Exercise aim: Retype the listing below, keeping every line the same.

Extracted information:
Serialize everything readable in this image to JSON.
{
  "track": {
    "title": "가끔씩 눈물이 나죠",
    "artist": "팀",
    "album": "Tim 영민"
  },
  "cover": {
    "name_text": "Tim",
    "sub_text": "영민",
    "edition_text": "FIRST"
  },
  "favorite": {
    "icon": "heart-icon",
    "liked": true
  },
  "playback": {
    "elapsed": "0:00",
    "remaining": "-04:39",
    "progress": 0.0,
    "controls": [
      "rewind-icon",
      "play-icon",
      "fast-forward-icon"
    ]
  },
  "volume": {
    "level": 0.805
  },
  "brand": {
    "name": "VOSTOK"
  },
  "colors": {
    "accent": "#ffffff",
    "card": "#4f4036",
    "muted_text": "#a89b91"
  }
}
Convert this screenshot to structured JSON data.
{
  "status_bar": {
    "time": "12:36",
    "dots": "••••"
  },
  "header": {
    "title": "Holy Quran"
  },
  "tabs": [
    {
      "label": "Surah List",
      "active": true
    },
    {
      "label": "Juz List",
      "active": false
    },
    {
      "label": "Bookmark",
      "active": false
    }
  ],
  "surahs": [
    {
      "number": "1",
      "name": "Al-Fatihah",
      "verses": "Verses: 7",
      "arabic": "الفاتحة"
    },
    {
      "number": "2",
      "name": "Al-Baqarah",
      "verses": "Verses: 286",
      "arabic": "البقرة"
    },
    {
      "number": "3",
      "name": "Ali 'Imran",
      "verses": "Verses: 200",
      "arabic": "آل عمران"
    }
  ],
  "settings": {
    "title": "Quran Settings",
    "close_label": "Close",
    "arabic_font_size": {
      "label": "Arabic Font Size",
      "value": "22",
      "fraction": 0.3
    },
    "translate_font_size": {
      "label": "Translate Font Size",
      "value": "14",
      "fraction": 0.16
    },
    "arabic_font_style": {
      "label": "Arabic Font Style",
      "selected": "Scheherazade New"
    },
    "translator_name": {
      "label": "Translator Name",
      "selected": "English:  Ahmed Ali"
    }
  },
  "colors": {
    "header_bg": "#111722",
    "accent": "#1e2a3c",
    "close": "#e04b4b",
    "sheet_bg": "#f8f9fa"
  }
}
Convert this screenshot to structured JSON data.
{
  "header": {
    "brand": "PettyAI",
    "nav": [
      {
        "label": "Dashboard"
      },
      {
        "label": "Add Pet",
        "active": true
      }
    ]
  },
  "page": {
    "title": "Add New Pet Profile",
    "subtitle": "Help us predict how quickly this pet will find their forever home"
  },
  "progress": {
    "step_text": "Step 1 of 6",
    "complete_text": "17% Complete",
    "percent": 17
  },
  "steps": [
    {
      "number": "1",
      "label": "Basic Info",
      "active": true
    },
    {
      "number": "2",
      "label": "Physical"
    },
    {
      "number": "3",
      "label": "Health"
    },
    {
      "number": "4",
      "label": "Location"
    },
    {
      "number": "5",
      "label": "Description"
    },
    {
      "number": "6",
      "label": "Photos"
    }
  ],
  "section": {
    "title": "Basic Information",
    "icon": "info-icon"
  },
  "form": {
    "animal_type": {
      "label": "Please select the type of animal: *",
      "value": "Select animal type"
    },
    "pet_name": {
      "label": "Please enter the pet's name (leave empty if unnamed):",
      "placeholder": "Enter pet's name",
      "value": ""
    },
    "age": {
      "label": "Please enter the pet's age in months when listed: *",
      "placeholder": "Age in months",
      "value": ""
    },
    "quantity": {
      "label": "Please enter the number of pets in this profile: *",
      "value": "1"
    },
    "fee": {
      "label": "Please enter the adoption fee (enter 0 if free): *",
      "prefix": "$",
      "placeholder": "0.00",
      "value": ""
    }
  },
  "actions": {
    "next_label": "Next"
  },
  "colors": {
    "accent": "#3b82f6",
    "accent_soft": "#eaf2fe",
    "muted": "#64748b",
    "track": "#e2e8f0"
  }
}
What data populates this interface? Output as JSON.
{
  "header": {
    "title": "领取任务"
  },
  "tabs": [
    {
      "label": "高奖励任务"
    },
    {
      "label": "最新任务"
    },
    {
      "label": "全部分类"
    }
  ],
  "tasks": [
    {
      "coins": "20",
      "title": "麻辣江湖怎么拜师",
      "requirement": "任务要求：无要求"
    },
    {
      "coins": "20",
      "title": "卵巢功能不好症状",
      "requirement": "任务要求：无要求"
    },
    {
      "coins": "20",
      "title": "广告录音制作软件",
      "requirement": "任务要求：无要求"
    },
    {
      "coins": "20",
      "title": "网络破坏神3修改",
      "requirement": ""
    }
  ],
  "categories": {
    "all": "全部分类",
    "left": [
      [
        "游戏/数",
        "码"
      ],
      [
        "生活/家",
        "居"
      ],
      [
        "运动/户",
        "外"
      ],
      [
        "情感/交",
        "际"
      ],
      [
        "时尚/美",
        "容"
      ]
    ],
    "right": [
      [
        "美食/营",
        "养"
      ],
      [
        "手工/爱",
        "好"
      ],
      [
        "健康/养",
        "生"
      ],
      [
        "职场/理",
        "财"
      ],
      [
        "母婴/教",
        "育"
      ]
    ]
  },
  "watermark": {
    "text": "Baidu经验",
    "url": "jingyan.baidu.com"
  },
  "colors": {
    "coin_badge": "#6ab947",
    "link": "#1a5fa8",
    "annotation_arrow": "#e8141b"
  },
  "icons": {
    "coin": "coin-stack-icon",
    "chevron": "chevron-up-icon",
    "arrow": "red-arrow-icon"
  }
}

Completed exercise:
Serialize everything readable in this image to JSON.
{
  "track": {
    "title": "가끔씩 눈물이 나죠",
    "artist": "팀",
    "album": "Tim 영민"
  },
  "cover": {
    "name_text": "Tim",
    "sub_text": "영민",
    "edition_text": "FIRST"
  },
  "favorite": {
    "icon": "heart-icon",
    "liked": true
  },
  "playback": {
    "elapsed": "0:00",
    "remaining": "-04:39",
    "progress": 0.0,
    "controls": [
      "rewind-icon",
      "play-icon",
      "fast-forward-icon"
    ]
  },
  "volume": {
    "level": 0.805
  },
  "brand": {
    "name": "VOSTOK"
  },
  "colors": {
    "accent": "#ffffff",
    "card": "#4f4036",
    "muted_text": "#a89b91"
  }
}
Convert this screenshot to structured JSON data.
{
  "status_bar": {
    "time": "12:36",
    "dots": "••••"
  },
  "header": {
    "title": "Holy Quran"
  },
  "tabs": [
    {
      "label": "Surah List",
      "active": true
    },
    {
      "label": "Juz List",
      "active": false
    },
    {
      "label": "Bookmark",
      "active": false
    }
  ],
  "surahs": [
    {
      "number": "1",
      "name": "Al-Fatihah",
      "verses": "Verses: 7",
      "arabic": "الفاتحة"
    },
    {
      "number": "2",
      "name": "Al-Baqarah",
      "verses": "Verses: 286",
      "arabic": "البقرة"
    },
    {
      "number": "3",
      "name": "Ali 'Imran",
      "verses": "Verses: 200",
      "arabic": "آل عمران"
    }
  ],
  "settings": {
    "title": "Quran Settings",
    "close_label": "Close",
    "arabic_font_size": {
      "label": "Arabic Font Size",
      "value": "22",
      "fraction": 0.3
    },
    "translate_font_size": {
      "label": "Translate Font Size",
      "value": "14",
      "fraction": 0.16
    },
    "arabic_font_style": {
      "label": "Arabic Font Style",
      "selected": "Scheherazade New"
    },
    "translator_name": {
      "label": "Translator Name",
      "selected": "English:  Ahmed Ali"
    }
  },
  "colors": {
    "header_bg": "#111722",
    "accent": "#1e2a3c",
    "close": "#e04b4b",
    "sheet_bg": "#f8f9fa"
  }
}
Convert this screenshot to structured JSON data.
{
  "header": {
    "brand": "PettyAI",
    "nav": [
      {
        "label": "Dashboard"
      },
      {
        "label": "Add Pet",
        "active": true
      }
    ]
  },
  "page": {
    "title": "Add New Pet Profile",
    "subtitle": "Help us predict how quickly this pet will find their forever home"
  },
  "progress": {
    "step_text": "Step 1 of 6",
    "complete_text": "17% Complete",
    "percent": 17
  },
  "steps": [
    {
      "number": "1",
      "label": "Basic Info",
      "active": true
    },
    {
      "number": "2",
      "label": "Physical"
    },
    {
      "number": "3",
      "label": "Health"
    },
    {
      "number": "4",
      "label": "Location"
    },
    {
      "number": "5",
      "label": "Description"
    },
    {
      "number": "6",
      "label": "Photos"
    }
  ],
  "section": {
    "title": "Basic Information",
    "icon": "info-icon"
  },
  "form": {
    "animal_type": {
      "label": "Please select the type of animal: *",
      "value": "Select animal type"
    },
    "pet_name": {
      "label": "Please enter the pet's name (leave empty if unnamed):",
      "placeholder": "Enter pet's name",
      "value": ""
    },
    "age": {
      "label": "Please enter the pet's age in months when listed: *",
      "placeholder": "Age in months",
      "value": ""
    },
    "quantity": {
      "label": "Please enter the number of pets in this profile: *",
      "value": "1"
    },
    "fee": {
      "label": "Please enter the adoption fee (enter 0 if free): *",
      "prefix": "$",
      "placeholder": "0.00",
      "value": ""
    }
  },
  "actions": {
    "next_label": "Next"
  },
  "colors": {
    "accent": "#3b82f6",
    "accent_soft": "#eaf2fe",
    "muted": "#64748b",
    "track": "#e2e8f0"
  }
}
What data populates this interface? Output as JSON.
{
  "header": {
    "title": "领取任务"
  },
  "tabs": [
    {
      "label": "高奖励任务"
    },
    {
      "label": "最新任务"
    },
    {
      "label": "全部分类"
    }
  ],
  "tasks": [
    {
      "coins": "20",
      "title": "麻辣江湖怎么拜师",
      "requirement": "任务要求：无要求"
    },
    {
      "coins": "20",
      "title": "卵巢功能不好症状",
      "requirement": "任务要求：无要求"
    },
    {
      "coins": "20",
      "title": "广告录音制作软件",
      "requirement": "任务要求：无要求"
    },
    {
      "coins": "20",
      "title": "网络破坏神3修改",
      "requirement": ""
    }
  ],
  "categories": {
    "all": "全部分类",
    "left": [
      [
        "游戏/数",
        "码"
      ],
      [
        "生活/家",
        "居"
      ],
      [
        "运动/户",
        "外"
      ],
      [
        "情感/交",
        "际"
      ],
      [
        "时尚/美",
        "容"
      ]
    ],
    "right": [
      [
        "美食/营",
        "养"
      ],
      [
        "手工/爱",
        "好"
      ],
      [
        "健康/养",
        "生"
      ],
      [
        "职场/理",
        "财"
      ],
      [
        "母婴/教",
        "育"
      ]
    ]
  },
  "watermark": {
    "text": "Baidu经验",
    "url": "jingyan.baidu.com"
  },
  "colors": {
    "coin_badge": "#6ab947",
    "link": "#1a5fa8",
    "annotation_arrow": "#e8141b"
  },
  "icons": {
    "coin": "coin-stack-icon",
    "chevron": "chevron-up-icon",
    "arrow": "red-arrow-icon"
  }
}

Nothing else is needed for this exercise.